Scott Paterson, Ph.D.
Dr. Scott Paterson received a B.S. in Geology from the University of Washington and a Ph.D. from the University of California, Santa Cruz. After completing a two year Postdoc at Macquarie University, Australia and the University of California, Santa Cruz, he has been a professor in the Earth Sciences Department, University of Southern California for the past 27 years. Originally trained as a structural geologist specializing in strain analyses, Dr. Paterson has worked extensively on the behavior of crust in the plastic zone at and below the brittle-plastic transition.
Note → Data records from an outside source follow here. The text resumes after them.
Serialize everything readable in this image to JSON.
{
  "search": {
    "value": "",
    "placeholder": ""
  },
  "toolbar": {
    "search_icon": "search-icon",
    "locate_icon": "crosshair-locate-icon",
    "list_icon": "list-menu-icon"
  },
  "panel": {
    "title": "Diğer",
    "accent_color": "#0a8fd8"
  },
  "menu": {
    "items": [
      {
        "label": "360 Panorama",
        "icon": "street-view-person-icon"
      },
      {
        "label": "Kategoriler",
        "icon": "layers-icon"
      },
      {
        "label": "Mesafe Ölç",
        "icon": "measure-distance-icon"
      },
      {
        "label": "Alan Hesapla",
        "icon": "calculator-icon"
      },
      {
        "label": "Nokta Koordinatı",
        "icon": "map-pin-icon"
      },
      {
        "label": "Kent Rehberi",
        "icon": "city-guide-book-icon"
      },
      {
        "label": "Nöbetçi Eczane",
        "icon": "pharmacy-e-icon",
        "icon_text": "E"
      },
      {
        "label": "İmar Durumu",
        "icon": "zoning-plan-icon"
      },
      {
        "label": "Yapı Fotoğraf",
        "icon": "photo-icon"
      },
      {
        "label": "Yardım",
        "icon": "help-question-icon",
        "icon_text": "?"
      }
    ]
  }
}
He also works extensively on magmatic systems in continental margin arcs, particularly on the use of magmatic structures to unravel the temporal evolution of coupled magmatic-ductile host rock systems. His research group is presently examining the changing fluid regimes across the brittle plastic transition. He has authored and coauthored over 150 publications and received over 20 grants from the National Science Foundation.
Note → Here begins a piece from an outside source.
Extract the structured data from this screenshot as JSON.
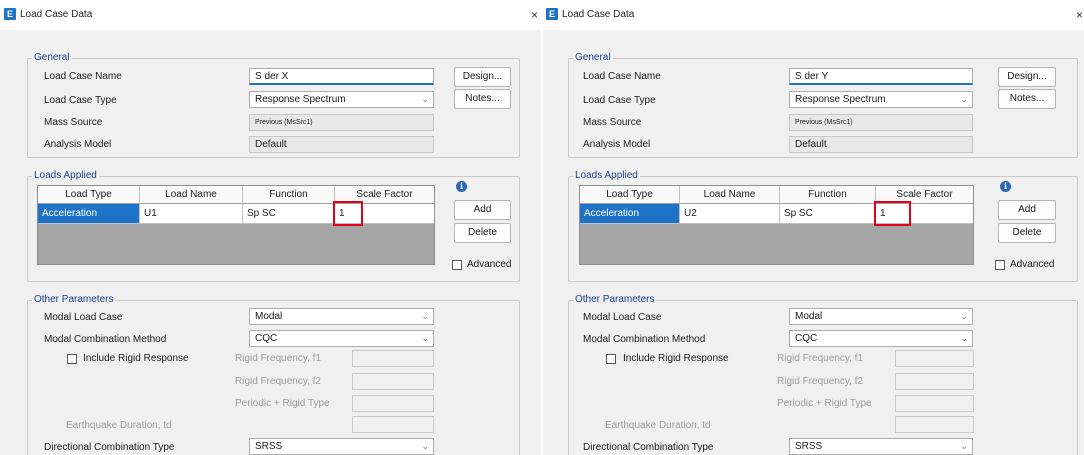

Justin Raade, Ph.D.
Dr. Raade is an expert in concentrating solar power, energy storage and waste heat recovery with over 15 years of experience. Dr. Raade's business strategy and management skills have been honed by real-world entrepreneurship and negotiating partnerships with Fortune 500 companies. Dr. Raade is the VP Engineering at Sunvapor, Inc. He founded Halotechnics, Inc. to develop and commercialize energy storage technology and heat recovery applications. At Symyx Technologies, Dr. Raade investigated alternative energy technologies, including concentrating solar power, fuel cell reformers, and advanced industrial lubricants. Dr. Raade has an S.B. from the Massachusetts Institute of Technology (MIT) and an M.S. and Ph.D. from the University of California, Berkeley, in mechanical engineering.
Andrew J. Van Horn, Ph.D.
Dr. Andy Van Horn provides expertise and insight into energy and environmental markets, technologies and regulations. For over thirty-five years he has assisted utilities, developers of new technologies, research institutes, government agencies and market participants by scrutinizing market economics, regulatory rules, technology costs and performance, and contracts in electricity, emissions and fuels markets. From 2007-2014, his firm served as Independent Evaluators of electricity and natural gas procurements and contracts for major California electric utilities, facilitating Requests for Offers, evaluating bids and reviewing contract terms for conventional, renewable, demand-side, and combined heat-and-power resources. Earlier, while consulting to the U.S. EPA and the Electric Power Research Institute, he led national studies of energy, fuels and environmental markets and policies, including New Source Performance Standards, New Source Review, emission fees, cap-and-trade, technology penetration and the coordination of U.S. energy and environmental policy to 2050. He recently carried out comprehensive studies of California’s AB 32 rules for GHG reduction. He applies economic, financial, production cost, power flow and engineering models to integrate policy development, data analysis, market fundamentals, and scenario design. Andy’s experience regarding electricity market operations, prices, technologies, regulations and contracts will help evaluate investment, technology and business decisions, including power purchase agreements. He earned a B.S. from Harvey Mudd College and a Ph.D. in physics from UC Berkeley.